Under Chapter 9 of the Texas Penal Code, self-defense is provided as a justification to the offense of murder (among others). Chapter 9 makes clear that if a fact-finder believes a defendant’s actions are justified, the fact-finder may not convict for an offense based on those self-defense actions. In essence, a defendant that pleads self-defense is telling the fact-finder that he intentionally performed certain actions in order to protect himself against the unlawful actions of another. So…if the defendant intentionally performed the self-defensive actions, can self-defense be applied to an offense like manslaughter that requires “reckless” conduct vice intentional?
In Alonzo v. State, the 13th District Court of Appeals (Corpus Christie) “believed it is illogical for a defendant to argue self-defense when charged with an offense whose requisite mental state is recklessness.” The Texas Court of Criminal Appeals, however, disagrees, explaining that “there is nothing in Penal Code Section 2.03 or Chapter 9 that limits justification defenses to intentional or knowing crimes, nor do we have a reason to infer such a limitation.” The CCA notes that limiting self-defense to only intentional or knowing crimes could encourage prosecutors to charge manslaughter (a reckless offense) vice murder when there is a self-defense issue, because self-defense would be inapplicable.
Judge Womack explains that “by arguing self-defense, a defendant is arguing that his actions were justified, and therefore he did not act recklessly.” So really, it’s just another way to disprove the charged offense.
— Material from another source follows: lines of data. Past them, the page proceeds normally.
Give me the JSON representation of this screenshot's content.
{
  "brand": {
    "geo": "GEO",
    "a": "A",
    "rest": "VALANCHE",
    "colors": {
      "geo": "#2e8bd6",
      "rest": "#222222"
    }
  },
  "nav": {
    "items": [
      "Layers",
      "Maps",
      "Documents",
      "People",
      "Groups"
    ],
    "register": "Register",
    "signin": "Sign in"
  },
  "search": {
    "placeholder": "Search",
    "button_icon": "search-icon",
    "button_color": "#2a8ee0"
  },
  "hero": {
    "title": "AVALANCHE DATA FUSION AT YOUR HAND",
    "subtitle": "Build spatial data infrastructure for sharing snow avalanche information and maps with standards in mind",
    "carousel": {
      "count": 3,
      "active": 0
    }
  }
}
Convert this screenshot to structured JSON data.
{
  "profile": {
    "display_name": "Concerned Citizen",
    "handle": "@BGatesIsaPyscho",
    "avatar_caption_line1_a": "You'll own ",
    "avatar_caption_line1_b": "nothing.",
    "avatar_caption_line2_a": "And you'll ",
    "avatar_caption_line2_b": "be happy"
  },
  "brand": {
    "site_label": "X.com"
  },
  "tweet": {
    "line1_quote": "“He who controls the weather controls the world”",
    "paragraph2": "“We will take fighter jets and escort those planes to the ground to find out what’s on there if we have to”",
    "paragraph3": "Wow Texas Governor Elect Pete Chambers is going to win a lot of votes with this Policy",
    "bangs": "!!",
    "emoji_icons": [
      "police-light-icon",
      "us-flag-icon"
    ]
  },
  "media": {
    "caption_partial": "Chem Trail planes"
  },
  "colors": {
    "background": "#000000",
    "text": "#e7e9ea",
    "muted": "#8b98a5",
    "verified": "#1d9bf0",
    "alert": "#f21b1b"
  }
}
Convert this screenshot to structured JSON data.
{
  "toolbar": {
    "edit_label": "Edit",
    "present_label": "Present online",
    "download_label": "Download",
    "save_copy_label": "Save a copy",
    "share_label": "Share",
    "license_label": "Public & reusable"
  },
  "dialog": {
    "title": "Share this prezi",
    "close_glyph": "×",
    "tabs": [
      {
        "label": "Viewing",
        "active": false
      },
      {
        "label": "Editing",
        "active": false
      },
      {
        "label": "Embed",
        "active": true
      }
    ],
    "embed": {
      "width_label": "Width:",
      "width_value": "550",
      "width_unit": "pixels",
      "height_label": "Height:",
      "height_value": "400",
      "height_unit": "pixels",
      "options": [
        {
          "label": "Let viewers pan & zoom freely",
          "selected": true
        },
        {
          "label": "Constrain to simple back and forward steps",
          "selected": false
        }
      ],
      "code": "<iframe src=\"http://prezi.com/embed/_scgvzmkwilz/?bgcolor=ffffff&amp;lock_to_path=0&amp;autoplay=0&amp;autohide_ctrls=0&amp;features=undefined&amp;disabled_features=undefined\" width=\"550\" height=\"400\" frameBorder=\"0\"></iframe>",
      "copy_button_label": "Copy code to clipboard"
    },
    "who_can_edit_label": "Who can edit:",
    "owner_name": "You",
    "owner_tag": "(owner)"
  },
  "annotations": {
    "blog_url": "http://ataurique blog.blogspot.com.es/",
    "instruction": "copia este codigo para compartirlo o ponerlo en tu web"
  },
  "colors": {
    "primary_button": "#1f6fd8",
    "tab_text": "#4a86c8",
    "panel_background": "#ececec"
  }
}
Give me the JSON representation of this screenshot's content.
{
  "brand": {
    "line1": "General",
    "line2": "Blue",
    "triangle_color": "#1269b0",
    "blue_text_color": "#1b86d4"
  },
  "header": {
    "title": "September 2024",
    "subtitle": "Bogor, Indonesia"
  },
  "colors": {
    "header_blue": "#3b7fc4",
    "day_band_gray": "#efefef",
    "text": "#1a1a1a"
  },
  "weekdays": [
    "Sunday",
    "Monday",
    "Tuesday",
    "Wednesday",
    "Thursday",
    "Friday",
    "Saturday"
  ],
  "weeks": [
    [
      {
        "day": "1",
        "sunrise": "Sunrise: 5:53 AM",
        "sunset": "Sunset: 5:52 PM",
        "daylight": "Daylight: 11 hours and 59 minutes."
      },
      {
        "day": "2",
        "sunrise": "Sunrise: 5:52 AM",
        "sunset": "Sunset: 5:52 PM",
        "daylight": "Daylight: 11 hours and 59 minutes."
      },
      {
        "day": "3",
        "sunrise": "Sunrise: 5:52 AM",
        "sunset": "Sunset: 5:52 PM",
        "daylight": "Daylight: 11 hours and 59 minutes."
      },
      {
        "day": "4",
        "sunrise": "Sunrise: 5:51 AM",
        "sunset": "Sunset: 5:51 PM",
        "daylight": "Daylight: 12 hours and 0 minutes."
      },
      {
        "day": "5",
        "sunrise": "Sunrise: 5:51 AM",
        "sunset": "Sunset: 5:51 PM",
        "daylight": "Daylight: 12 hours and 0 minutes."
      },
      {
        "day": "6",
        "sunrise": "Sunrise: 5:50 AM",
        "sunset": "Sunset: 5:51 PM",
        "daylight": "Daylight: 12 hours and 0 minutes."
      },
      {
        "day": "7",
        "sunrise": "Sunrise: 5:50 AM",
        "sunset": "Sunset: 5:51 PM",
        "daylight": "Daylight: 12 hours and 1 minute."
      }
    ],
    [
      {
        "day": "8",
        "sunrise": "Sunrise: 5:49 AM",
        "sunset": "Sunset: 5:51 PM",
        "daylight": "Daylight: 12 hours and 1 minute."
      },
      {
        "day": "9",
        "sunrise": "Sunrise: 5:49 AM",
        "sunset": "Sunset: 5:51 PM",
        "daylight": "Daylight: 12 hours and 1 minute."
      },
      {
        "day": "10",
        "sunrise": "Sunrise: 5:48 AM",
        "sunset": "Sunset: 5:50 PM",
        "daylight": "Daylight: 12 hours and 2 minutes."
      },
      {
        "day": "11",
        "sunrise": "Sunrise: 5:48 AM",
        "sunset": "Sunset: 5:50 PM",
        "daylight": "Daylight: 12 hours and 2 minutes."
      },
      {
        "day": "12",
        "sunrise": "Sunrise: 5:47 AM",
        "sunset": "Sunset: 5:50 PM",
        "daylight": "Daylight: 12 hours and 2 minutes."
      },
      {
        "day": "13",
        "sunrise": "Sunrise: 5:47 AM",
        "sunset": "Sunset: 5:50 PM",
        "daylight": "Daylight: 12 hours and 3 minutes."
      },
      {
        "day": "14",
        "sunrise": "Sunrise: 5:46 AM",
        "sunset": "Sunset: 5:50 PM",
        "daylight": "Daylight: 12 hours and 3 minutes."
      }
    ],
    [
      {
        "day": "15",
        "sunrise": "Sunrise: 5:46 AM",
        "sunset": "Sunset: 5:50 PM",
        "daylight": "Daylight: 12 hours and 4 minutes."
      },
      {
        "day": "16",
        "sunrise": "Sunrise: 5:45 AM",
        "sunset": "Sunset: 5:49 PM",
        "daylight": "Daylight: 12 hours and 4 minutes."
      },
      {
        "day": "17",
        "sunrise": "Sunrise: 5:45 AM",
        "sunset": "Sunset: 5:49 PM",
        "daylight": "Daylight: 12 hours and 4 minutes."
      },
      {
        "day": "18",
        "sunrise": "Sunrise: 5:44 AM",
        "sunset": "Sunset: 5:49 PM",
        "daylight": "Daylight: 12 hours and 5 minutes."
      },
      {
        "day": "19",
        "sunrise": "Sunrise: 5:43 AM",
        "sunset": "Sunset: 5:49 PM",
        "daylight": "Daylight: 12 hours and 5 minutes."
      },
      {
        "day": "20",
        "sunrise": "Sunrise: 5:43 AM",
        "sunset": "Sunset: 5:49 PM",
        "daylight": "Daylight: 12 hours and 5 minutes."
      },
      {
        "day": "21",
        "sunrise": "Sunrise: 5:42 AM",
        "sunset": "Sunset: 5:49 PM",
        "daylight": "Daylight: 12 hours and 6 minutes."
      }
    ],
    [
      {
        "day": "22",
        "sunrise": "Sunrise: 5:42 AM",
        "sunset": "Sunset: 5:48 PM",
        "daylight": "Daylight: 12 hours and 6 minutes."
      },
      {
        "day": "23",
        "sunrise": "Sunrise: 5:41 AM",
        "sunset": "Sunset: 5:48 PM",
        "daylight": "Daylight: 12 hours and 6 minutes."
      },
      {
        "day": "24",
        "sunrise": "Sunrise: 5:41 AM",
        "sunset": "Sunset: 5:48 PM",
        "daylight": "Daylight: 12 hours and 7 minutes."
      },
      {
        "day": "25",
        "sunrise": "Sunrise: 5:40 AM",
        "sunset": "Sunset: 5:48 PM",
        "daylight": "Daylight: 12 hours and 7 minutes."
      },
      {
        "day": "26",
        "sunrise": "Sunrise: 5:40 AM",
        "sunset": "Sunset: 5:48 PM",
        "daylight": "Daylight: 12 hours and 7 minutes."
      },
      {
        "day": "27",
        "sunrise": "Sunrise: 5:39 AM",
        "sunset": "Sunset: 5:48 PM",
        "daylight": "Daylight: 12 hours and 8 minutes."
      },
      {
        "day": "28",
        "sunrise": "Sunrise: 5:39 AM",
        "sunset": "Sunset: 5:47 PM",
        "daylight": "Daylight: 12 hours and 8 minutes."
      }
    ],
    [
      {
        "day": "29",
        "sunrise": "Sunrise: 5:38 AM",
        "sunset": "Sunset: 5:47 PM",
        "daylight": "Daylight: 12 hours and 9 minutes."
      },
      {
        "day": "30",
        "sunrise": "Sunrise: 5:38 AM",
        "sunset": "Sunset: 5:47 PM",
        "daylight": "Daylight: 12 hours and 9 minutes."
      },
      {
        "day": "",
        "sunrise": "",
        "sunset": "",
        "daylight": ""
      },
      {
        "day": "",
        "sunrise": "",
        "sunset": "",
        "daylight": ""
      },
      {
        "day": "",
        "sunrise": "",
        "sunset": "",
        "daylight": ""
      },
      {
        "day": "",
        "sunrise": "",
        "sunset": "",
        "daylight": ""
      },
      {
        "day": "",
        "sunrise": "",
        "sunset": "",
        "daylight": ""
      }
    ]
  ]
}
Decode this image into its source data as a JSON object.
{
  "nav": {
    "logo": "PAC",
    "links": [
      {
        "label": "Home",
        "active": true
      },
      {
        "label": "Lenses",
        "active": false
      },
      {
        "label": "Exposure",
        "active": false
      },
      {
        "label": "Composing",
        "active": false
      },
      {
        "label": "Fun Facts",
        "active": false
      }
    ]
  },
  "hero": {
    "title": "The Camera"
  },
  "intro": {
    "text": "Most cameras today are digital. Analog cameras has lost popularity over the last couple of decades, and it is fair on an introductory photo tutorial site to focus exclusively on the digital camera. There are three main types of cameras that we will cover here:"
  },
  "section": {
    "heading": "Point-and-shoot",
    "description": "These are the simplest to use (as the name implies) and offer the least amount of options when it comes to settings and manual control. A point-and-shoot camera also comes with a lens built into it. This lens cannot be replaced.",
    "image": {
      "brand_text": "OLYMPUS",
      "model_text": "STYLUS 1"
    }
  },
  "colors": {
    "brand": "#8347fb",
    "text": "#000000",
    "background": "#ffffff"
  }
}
Of course, a defendant cannot argue self-defense in the face of a murder charge and then at the same time request a lesser-included instruction on manslaughter. The CCA made sure not to disrupt prior caselaw holding such. But the overarching takeaway from Alonzo is that a defendant that is acquitted of a murder charged based on self-defense CANNOT be convicted of the LIO of manslaughter.
The CCA reversed the decision of the 13th Court and remanded the case for a harm analysis. Click HERE to read the facts of the case. Presiding Judge Keller concurred.